(Yes, I'm still not that good in LaTeX. Someone can fix up the aligning?)

Log in to reply

Thanks for your analysis, I recently had seen this video on Numberphile and ended up thinking about this problem. Since as mentioned in that video you can not represent numbers of form 9k+4 or 9k+5 as sum of 3 cubes, I was thinking whether there is some way we can narrow down solution set for my problem for higher values of n, by eliminating such numbers which are not possible.

Log in to reply

Really nice analysis!

Log in to reply

Because the notation is so awful, let me rephrase it: \(F_k\) is the set of positive integers that can be represented as \(a_1^k + a_2^k + a_3^k + \ldots + a_k^k\) where \(a_1, a_2, a_3, \ldots, a_k\) are positive integers.
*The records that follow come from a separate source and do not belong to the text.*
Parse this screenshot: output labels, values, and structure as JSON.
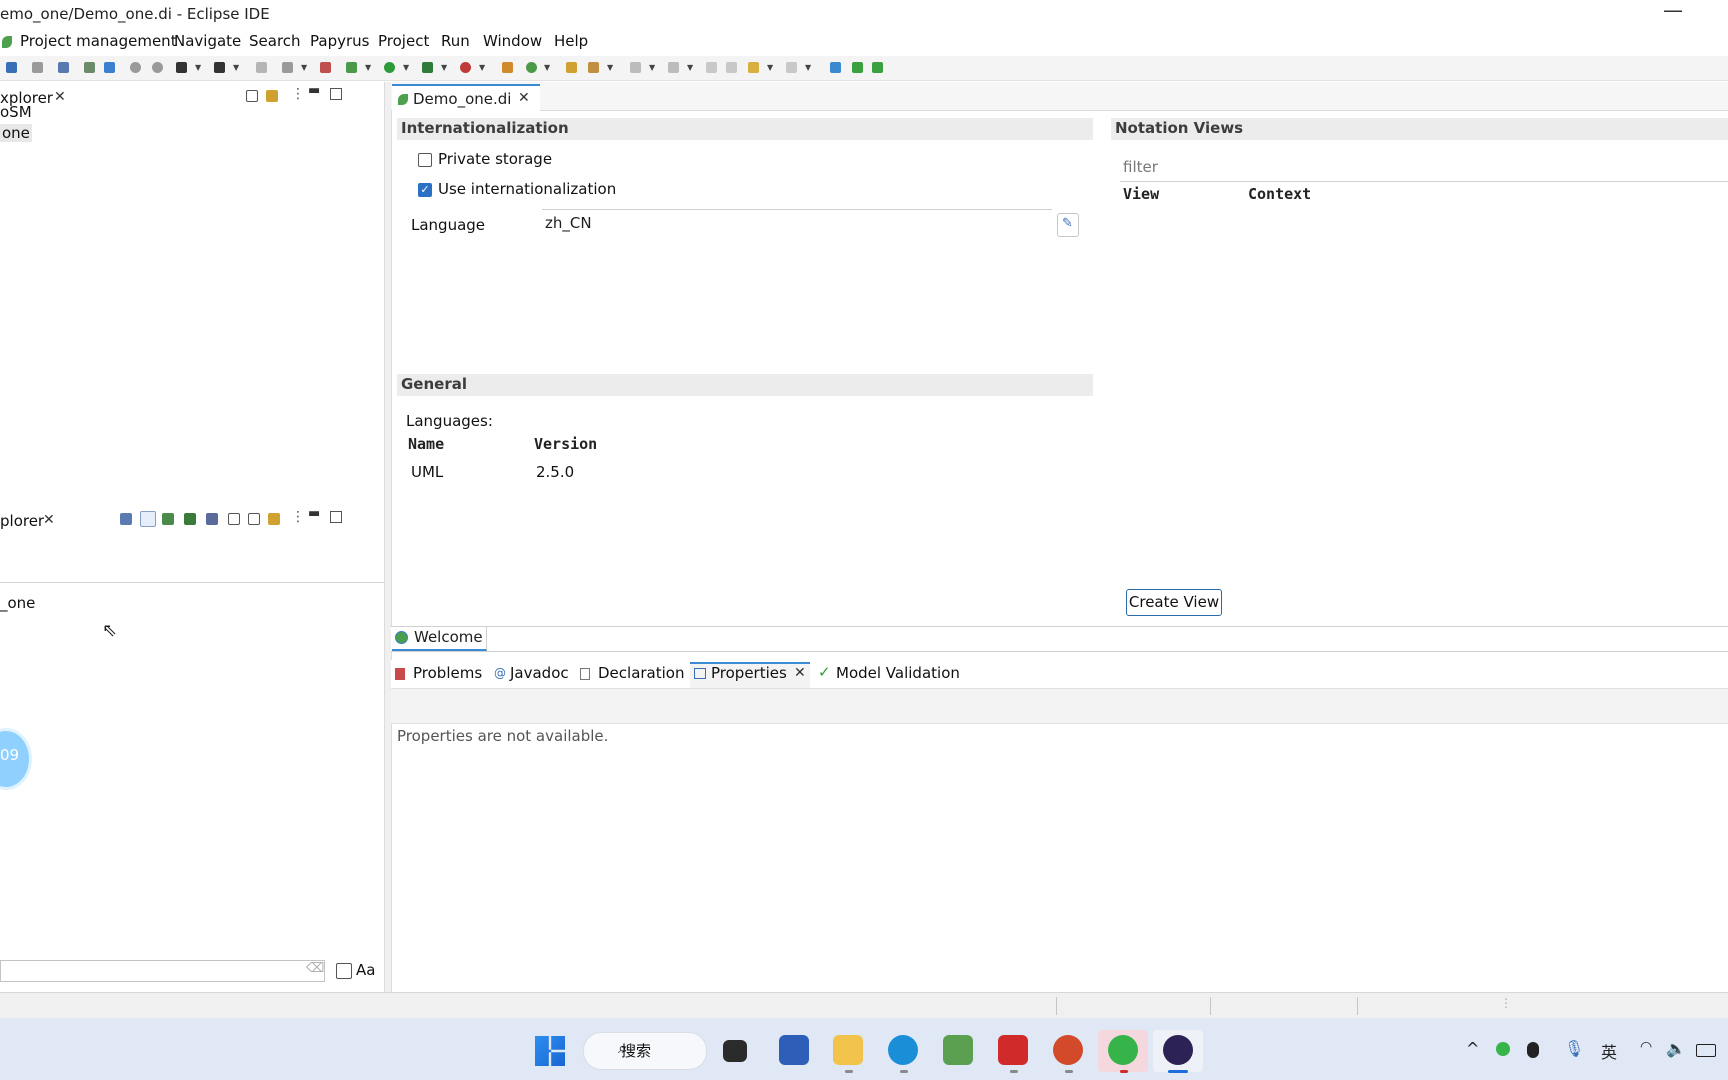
{
  "window": {
    "title": "emo_one/Demo_one.di - Eclipse IDE",
    "minimize_glyph": "—"
  },
  "menu": [
    "Project management",
    "Navigate",
    "Search",
    "Papyrus",
    "Project",
    "Run",
    "Window",
    "Help"
  ],
  "left_top_panel": {
    "tab_label": "xplorer",
    "items": [
      "oSM",
      "one"
    ]
  },
  "left_bottom_panel": {
    "tab_label": "plorer",
    "items": [
      "_one"
    ],
    "clock_badge": "09",
    "case_label": "Aa"
  },
  "editor": {
    "tab_label": "Demo_one.di",
    "internationalization": {
      "heading": "Internationalization",
      "private_storage": "Private storage",
      "private_storage_checked": false,
      "use_i18n": "Use internationalization",
      "use_i18n_checked": true,
      "language_label": "Language",
      "language_value": "zh_CN"
    },
    "general": {
      "heading": "General",
      "languages_label": "Languages:",
      "columns": [
        "Name",
        "Version"
      ],
      "rows": [
        [
          "UML",
          "2.5.0"
        ]
      ]
    },
    "notation_views": {
      "heading": "Notation Views",
      "filter_placeholder": "filter",
      "columns": [
        "View",
        "Context"
      ],
      "create_button": "Create View"
    }
  },
  "welcome_tab": "Welcome",
  "bottom_panel": {
    "tabs": [
      "Problems",
      "Javadoc",
      "Declaration",
      "Properties",
      "Model Validation"
    ],
    "message": "Properties are not available."
  },
  "taskbar": {
    "search_label": "搜索",
    "ime_label": "英"
  },
  "colors": {
    "accent": "#3b8bd4",
    "section_bg": "#ececec",
    "taskbar_bg": "#dfe8f4"
  }
}
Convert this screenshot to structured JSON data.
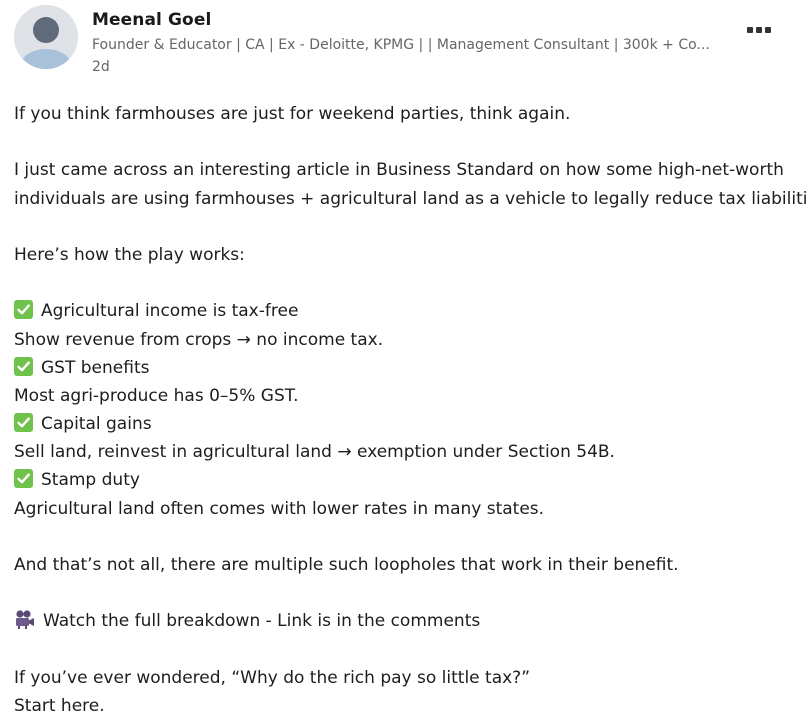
{
  "author": {
    "name": "Meenal Goel",
    "headline": "Founder & Educator | CA | Ex - Deloitte, KPMG | | Management Consultant | 300k + Co...",
    "post_age": "2d"
  },
  "menu": {
    "icon": "more-horizontal-icon"
  },
  "post": {
    "intro": "If you think farmhouses are just for weekend parties, think again.",
    "article_line1": "I just came across an interesting article in Business Standard on how some high-net-worth",
    "article_line2": "individuals are using farmhouses + agricultural land as a vehicle to legally reduce tax liabilities.",
    "play_heading": "Here’s how the play works:",
    "points": [
      {
        "icon": "check-mark-icon",
        "title": "Agricultural income is tax-free",
        "detail": "Show revenue from crops → no income tax."
      },
      {
        "icon": "check-mark-icon",
        "title": "GST benefits",
        "detail": "Most agri-produce has 0–5% GST."
      },
      {
        "icon": "check-mark-icon",
        "title": "Capital gains",
        "detail": "Sell land, reinvest in agricultural land → exemption under Section 54B."
      },
      {
        "icon": "check-mark-icon",
        "title": "Stamp duty",
        "detail": "Agricultural land often comes with lower rates in many states."
      }
    ],
    "not_all": "And that’s not all, there are multiple such loopholes that work in their benefit.",
    "watch": "Watch the full breakdown - Link is in the comments",
    "watch_icon": "video-camera-icon",
    "closing_line1": "If you’ve ever wondered, “Why do the rich pay so little tax?”",
    "closing_line2": "Start here."
  },
  "colors": {
    "check_green": "#71c14d",
    "meta_gray": "#666666",
    "text": "#1d1d1d"
  }
}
The conjecture is thus \(F_2 \cap F_3 \cap F_4 \cap \ldots \cap F_k\) is infinite for any positive integer \(k\).

The easier part is that if said intersection is non-empty, then it is infinite. If \(n \in F_2 \cap \ldots \cap F_k\), then \(a^{k!}n \in F_2 \cap \ldots F_k\) for all positive integer \(a\), because if \(n = a_1^i + a_2^i + \ldots + a_i^i\) then \(a^{k!}n = (a^{k!/i}a_1)^i + (a^{k!/i}a_2)^i + \ldots + (a^{k!/i}a_i)^i\). Thus now the problem is reduced to proving that said intersection is non-empty.

Log in to reply

Thanks, I am not good with notations. That's why I had given examples to make it more clear. Nice rephrasing but I fail to understand how proving non-empty set would help in proving infinitely many solutions. I mean even if there is a single solution, the set would be non-empty, right? I may be missing something. May be a stupid question.

Log in to reply

I've shown how to generate infinitely many solutions from a single solution. Thus if we can find any one solution, we can use my method to generate infinitely many solutions from that. This is similar to, for example, we have the Pythagorean triple \((3,4,5)\) and we can generate infinitely many from that: \((6,8,10), (9,12,15), (12,16,20), \ldots\).

Log in to reply

Vikram, this sounds like the kind of problem which proof you've written down somewhere in the margin of a book, right? This is similar to, but unfortunately too different from, Waring's Problem.

Log in to reply

Nice to see you here. Sorry for such a delayed response as I was bit busy. I recently had seen this video on Numberphile and ended up thinking about this problem. I liked that subtle reference to Fermat :)

Log in to reply

I think it's safe to say that if we modified your conjecture to include the condition that all of the numbers had to be different (like your posted problem related to this), this becomes a much more difficult feat to prove.

Log in to reply

EDIT: Actually, no, it's not much more difficult. Multiply the number with a big \(a^{k!}\) number. For example, for the solution \(11378\) above, multiply it by \(2^{24}\). The expressions are now \((2^8)^3 + (9 \cdot 2^8)^3 + (22 \cdot 2^8)^3\) and \((2^6)^4 + (3 \cdot 2^6)^4 + (6 \cdot 2^6)^4 + (10 \cdot 2^6)^4\); the \(1\)s are no longer equal.

Log in to reply

Interesting-Equality-and-Sum-of-powers

Log in to reply

Log in to reply

On the other hand, finding the smallest solution is almost always a CS problem. Most constructions in math aren't specifically engineered to find the smallest solution.

Log in to reply

Log in to reply